We accordingly AFFIRM.

FOOTNOTES

1.   The provision states in full: “[a] defendant is a career offender if (1) the defendant was at least eighteen years old at the time the defendant committed the instant offense of conviction; (2) the instant offense of conviction is a felony that is either a crime of violence or a controlled substance offense; and (3) the defendant has at least two prior felony convictions of either a crime of violence or a controlled substance offense.” USSG § 4B1.1.

2.   After Kendall's conviction, the statute was amended. “Assaults, resists, impedes, intimidates, or interferes with” was changed to just “assaults.” D.C. Code 22-405 (2017).

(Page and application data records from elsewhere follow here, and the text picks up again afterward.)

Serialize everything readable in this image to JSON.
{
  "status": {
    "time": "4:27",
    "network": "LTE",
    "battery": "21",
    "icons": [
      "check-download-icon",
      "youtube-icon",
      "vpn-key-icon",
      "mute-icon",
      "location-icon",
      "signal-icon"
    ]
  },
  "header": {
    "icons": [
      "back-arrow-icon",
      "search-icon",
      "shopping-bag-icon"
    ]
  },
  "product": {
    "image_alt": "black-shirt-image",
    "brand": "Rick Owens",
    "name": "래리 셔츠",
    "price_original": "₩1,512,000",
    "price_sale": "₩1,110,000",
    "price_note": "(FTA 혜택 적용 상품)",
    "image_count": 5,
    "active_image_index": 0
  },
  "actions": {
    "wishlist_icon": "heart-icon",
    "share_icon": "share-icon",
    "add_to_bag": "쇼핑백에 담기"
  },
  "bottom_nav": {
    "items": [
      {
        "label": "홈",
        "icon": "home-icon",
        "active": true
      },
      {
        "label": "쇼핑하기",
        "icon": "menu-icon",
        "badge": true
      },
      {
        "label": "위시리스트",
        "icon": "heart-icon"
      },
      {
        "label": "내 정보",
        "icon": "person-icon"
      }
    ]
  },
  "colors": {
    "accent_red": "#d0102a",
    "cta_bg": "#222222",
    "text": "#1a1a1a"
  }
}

3.   Although the issue in this case is whether Kendall qualifies as a career offender under the Guidelines, we rely on cases under the Armed Career Criminal Act (ACCA) because the ACCA's definition of a crime of violence is virtually identical to the Guidelines' definition. See United States v. Madrid, 805 F.3d 1204, 1210 (10th Cir. 2015). We therefore “consistently appl[y] the same analysis” to both frameworks. Id.

4.   More specifically, the indictment alleges Kendall “did knowingly and feloniously assault, resist, oppose, impede, intimidate, and interfere with J.W., a Senior Correctional Officer with the Federal Bureau of Prisons at the Federal Transfer Center, while J.W. was engaged in the performance of his official duties, and did thereby inflict bodily injury upon J.W. by striking J.W. in the face. All in violation of Title 18, United States Code, Section 111(a)(1) the penalty for which is found at Title 18, United States Code, Section 111(b).” R., Vol. I at 6.

TYMKOVICH, Chief Judge.